HOLLYWOOD, FLORIDA – Four Hollywood police officers arrested in an FBI corruption sting took a key step Thursday toward reaching a plea deal with federal prosecutors on drug conspiracy charges.Although all four pleaded not guilty at a brief hearing, they also waived their right to have the case heard by a grand jury and agreed that prosecutors could file the charges through an “information” rather than an indictment.That usually means the case is headed for a plea agreement in return for a defendant’s cooperation.
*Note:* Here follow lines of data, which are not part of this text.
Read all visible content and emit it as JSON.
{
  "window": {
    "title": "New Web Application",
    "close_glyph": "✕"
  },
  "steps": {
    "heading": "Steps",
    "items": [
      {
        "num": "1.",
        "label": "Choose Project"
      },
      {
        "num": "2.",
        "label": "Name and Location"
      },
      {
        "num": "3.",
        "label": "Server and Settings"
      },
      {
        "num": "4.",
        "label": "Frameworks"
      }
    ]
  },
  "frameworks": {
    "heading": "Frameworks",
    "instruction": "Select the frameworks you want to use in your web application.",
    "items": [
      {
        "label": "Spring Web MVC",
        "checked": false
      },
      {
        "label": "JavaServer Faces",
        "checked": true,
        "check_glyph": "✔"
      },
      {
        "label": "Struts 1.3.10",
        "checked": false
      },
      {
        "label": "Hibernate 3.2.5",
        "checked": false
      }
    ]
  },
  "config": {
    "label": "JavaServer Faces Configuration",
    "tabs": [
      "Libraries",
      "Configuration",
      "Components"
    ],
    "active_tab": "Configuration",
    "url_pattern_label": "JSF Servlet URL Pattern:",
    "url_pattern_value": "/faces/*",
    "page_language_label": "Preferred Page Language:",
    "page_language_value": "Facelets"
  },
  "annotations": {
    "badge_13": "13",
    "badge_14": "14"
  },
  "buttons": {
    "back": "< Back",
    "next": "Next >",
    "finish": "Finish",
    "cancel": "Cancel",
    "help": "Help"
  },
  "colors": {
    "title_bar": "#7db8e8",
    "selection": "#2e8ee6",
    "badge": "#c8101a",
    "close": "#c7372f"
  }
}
U.S. Magistrate Judge Barry Seltzer asked if that was the case regarding the four officers.“Yes, your honor,” replied Edward Stamm, the assistant U.S. attorney handling the case.Neither the officers nor their lawyers would confirm possible guilty pleas.“I don’t think now is the time to comment on that,” said attorney Edward O’Donnell Jr., who represents Officer Stephen Harrison, 46.But Hollywood Police Chief James Scarberry said he expected all four to enter guilty pleas, which he said would be “a big step” in the department’s effort to get over what he called “a kick in the gut” that followed the arrests.“We are taking a big hit because of the actions of these four members,” Scarberry said in a telephone interview. “I don’t think these four have information on anything else, because I don’t think there is anything else.”The other three charged with conspiracy to possess and distribute heroin are Detective Kevin Companion, 41; Sgt. Jeffry Courtney, 51; and Detective Thomas Simcox, 50. Court papers say Companion was the leader who recruited the other three to do illegal work for men they thought were part of a New York mob family.In reality, the “mobsters” were undercover FBI agents. In addition to providing protection and escort for a purported multi-kilo load of heroin, court papers say the officers were involved in what they thought was illegal gambling, stolen diamonds, watches and cigarettes in return for payments of a few thousand dollars each.The drug charge carries a possible life prison sentence, but the officers would probably serve between nine and 14 years behind bars under federal guidelines.In the interview, Scarberry also defended his decision to tell Hollywood officials and his senior command staff about the FBI probe a few weeks before the arrests were made. The investigation was shut down prematurely because of a leak, but Scarberry said he did nothing wrong.“I didn’t do anything to jeopardize the integrity of this investigation and neither did anybody on my staff,” he said. “I don’t think anybody disclosed any information whatsoever.” Appeared Here,